European Primary Care Cardiovascular Society

Increased risk of new-onset HF into adulthood with preterm birth

Association of Preterm Birth With Long-term Risk of Heart Failure Into Adulthood

Literature - Crump C, Groves A, Sundquist J, Sundquist K. - JAMA Pediatr. 2021 Apr 5. doi: 10.1001/jamapediatrics.2021.0131.

Introduction and methods
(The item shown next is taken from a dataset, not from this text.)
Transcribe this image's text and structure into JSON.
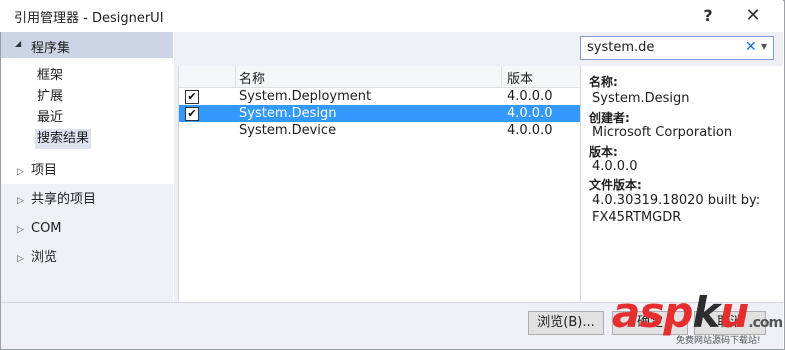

Preterm birth (<37 weeks) is associated with cardiometabolic disorders, cardiovascular malformations, and cardiac remodeling that may predispose people to develop HF [1-3]. Also, adults who were born preterm have increased risk of known risk factors for HF such as hypertension, diabetes, lipid disorders, ischemic heart disease, and sleep-disordered breathing [4-9]. However, the long-term risk for the development of HF in adulthood in individuals born prematurely is unknown. Furthermore, it remains unclear what the relative contributions are of familial factors (genetic and/or environmental) vs. direct outcomes of preterm birth with regard to HF risk.

This study assessed 1) whether gestational age at birth is associated with increased risk of HF from childhood into mid-adulthood in a large population, 2) whether sex-specific differences existed, and 3) explored the possible influence of genetic and/or environmental factors by co-sibling analyses.

This study used the Swedish Birth Register to include 4 193 069 singleton births between 1973 to 2014. The cohort was followed up for the earliest diagnosis of HF from birth through December 31, 2015. HF was identified using the Swedish Hospital, Outpatient, or Cause of Death Registries. The primary analysis addressed whether preterm birth was associated with an increased risk of HF in adulthood across the age range of 0-43 years and in three age intervals (<1 years, 1-17 years, and 18-43 years). Individuals were stratified to gestational age at birth groups: extremely preterm births (22-27 weeks, n=8,324), moderately preterm births (28-33 weeks, n=44,373), late preterm births (34-36 weeks, n=157,342), early term births (37-38 weeks, n=740,391), full term births (39-41 weeks, n=2,896,444), and post term births (≥42 weeks, n=346,195). Also, the first 3 groups were combined to estimate HF risks for preterm infants (<37 weeks, n=210,039). The co-sibling analyses (n=3 530 215; 84.2% of the cohort) assessed potential confounding by unmeasured shared familial factors. The median age of the entire cohort at the end of the follow-up was 22.5 years (mean age was 22.2 ± 12.2 (SD) years).

Main results

Conclusion

This study demonstrated that preterm birth was associated with increased risk for HF into adulthood. The lower the gestational age of an infant at birth, the higher the risk for the development of HF. Co-sibling analyses suggested that the observed association between preterm birth and development of HF in 18-43 year old individuals might be largely due to shared familial determinants of preterm birth and development of HF in adulthood.

References

Show references

Find this article online at JAMA Pediatr.

Share this page with your colleagues and friends: